Poker is a card game in which players place bets against one another. The aim is to form the best possible five-card hand based on the rankings of card combinations. The highest-ranking hand wins the pot, which is the total of all bets placed during a single deal. The game can be played with anywhere from two to fourteen players. The rules of poker vary from game to game, but the basic principles remain the same.
There are a number of skills that are important for success in poker, including discipline and perseverance. To develop these skills, it is necessary to spend time practicing, studying the game, and networking with other players. A successful poker player must also have excellent focus and be able to stay in control of their emotions. They must also be able to make smart decisions about bankroll management and game selection.
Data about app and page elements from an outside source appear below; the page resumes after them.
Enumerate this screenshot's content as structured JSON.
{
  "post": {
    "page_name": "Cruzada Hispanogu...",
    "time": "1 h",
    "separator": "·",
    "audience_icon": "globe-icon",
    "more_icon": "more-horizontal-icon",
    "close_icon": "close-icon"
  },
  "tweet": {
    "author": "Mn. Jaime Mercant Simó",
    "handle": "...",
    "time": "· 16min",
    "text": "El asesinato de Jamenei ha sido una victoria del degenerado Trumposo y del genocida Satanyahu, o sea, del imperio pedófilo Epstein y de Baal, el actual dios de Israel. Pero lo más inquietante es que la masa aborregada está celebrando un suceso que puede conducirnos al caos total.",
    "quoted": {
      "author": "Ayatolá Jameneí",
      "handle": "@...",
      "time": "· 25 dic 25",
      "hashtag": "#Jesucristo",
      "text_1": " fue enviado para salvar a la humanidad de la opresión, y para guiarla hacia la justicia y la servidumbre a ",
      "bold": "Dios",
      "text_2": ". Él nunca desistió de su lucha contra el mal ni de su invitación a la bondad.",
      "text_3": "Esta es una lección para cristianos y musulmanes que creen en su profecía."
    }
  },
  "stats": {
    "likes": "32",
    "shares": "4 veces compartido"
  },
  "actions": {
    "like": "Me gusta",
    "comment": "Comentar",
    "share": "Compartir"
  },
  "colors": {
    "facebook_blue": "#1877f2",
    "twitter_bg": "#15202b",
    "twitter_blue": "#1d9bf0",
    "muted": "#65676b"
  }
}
A winning poker player should learn how to read their opponents and pick up on their tells. This will allow them to adjust their strategy accordingly. For example, if an opponent is very conservative and only plays good hands, this can be exploited by aggressive players. They may be able to bluff the conservative player into calling high bets, which can lead to a large reward.
It is also essential to understand the rules of poker and how they apply to different positions. For example, it is generally better to raise a bet from the cut-off position than from the button position. This is because the person acting after you will have a stronger hand than you. In addition, you should try to avoid limping, which is calling the big blind before the flop.
One of the most important things that a poker player can do is to study their own results. This can be done by taking notes or by analyzing their past performance. A player can also discuss their results with other players for a more objective look at their play. A successful poker player will continually improve their strategy and seek out new ways to win.
Poker is a game of skill, but there is a certain amount of luck involved as well. Regardless of how much skill you have, it is impossible to beat everyone at the table every time. It is crucial to realize that bad luck is a part of the game, and to accept that there will be times when you lose.
There are a number of ways to improve your poker game, including focusing on your physical health, studying bet sizes and positions, and learning the tells of your opponents. However, the most important thing is to commit to improving your game. This will require discipline, perseverance, and a willingness to learn from your mistakes. In addition to these traits, a successful poker player must have sharp focus and confidence. This will help them overcome the challenges of a long poker session. This will enable them to get the most out of their game and achieve the success they desire.